Segment Start: DATA FOR THE TASK

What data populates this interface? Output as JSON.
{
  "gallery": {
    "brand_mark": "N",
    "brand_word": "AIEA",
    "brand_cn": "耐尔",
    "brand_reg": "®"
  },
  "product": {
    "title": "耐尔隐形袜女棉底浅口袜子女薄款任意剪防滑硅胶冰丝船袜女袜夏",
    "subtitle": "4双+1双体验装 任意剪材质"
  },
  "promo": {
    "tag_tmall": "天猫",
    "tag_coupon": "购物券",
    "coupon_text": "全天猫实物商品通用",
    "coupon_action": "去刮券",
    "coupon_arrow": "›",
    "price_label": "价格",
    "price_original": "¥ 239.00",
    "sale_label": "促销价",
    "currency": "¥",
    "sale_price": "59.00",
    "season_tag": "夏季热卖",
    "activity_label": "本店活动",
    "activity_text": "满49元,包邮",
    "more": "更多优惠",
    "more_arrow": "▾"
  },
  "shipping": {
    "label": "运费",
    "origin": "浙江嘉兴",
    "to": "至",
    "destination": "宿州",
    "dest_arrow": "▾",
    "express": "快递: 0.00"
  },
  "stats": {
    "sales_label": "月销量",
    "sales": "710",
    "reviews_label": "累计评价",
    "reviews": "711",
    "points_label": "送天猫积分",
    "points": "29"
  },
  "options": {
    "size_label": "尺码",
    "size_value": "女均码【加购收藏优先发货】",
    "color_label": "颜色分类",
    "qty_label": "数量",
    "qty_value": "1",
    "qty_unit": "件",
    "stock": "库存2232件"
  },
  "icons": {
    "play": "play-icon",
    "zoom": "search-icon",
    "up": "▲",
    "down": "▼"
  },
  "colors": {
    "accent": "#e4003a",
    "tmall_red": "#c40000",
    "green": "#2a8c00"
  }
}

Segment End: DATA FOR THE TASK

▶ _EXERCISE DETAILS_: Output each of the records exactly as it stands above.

▶ _EXERCISE SOLUTION_:
What data populates this interface? Output as JSON.
{
  "gallery": {
    "brand_mark": "N",
    "brand_word": "AIEA",
    "brand_cn": "耐尔",
    "brand_reg": "®"
  },
  "product": {
    "title": "耐尔隐形袜女棉底浅口袜子女薄款任意剪防滑硅胶冰丝船袜女袜夏",
    "subtitle": "4双+1双体验装 任意剪材质"
  },
  "promo": {
    "tag_tmall": "天猫",
    "tag_coupon": "购物券",
    "coupon_text": "全天猫实物商品通用",
    "coupon_action": "去刮券",
    "coupon_arrow": "›",
    "price_label": "价格",
    "price_original": "¥ 239.00",
    "sale_label": "促销价",
    "currency": "¥",
    "sale_price": "59.00",
    "season_tag": "夏季热卖",
    "activity_label": "本店活动",
    "activity_text": "满49元,包邮",
    "more": "更多优惠",
    "more_arrow": "▾"
  },
  "shipping": {
    "label": "运费",
    "origin": "浙江嘉兴",
    "to": "至",
    "destination": "宿州",
    "dest_arrow": "▾",
    "express": "快递: 0.00"
  },
  "stats": {
    "sales_label": "月销量",
    "sales": "710",
    "reviews_label": "累计评价",
    "reviews": "711",
    "points_label": "送天猫积分",
    "points": "29"
  },
  "options": {
    "size_label": "尺码",
    "size_value": "女均码【加购收藏优先发货】",
    "color_label": "颜色分类",
    "qty_label": "数量",
    "qty_value": "1",
    "qty_unit": "件",
    "stock": "库存2232件"
  },
  "icons": {
    "play": "play-icon",
    "zoom": "search-icon",
    "up": "▲",
    "down": "▼"
  },
  "colors": {
    "accent": "#e4003a",
    "tmall_red": "#c40000",
    "green": "#2a8c00"
  }
}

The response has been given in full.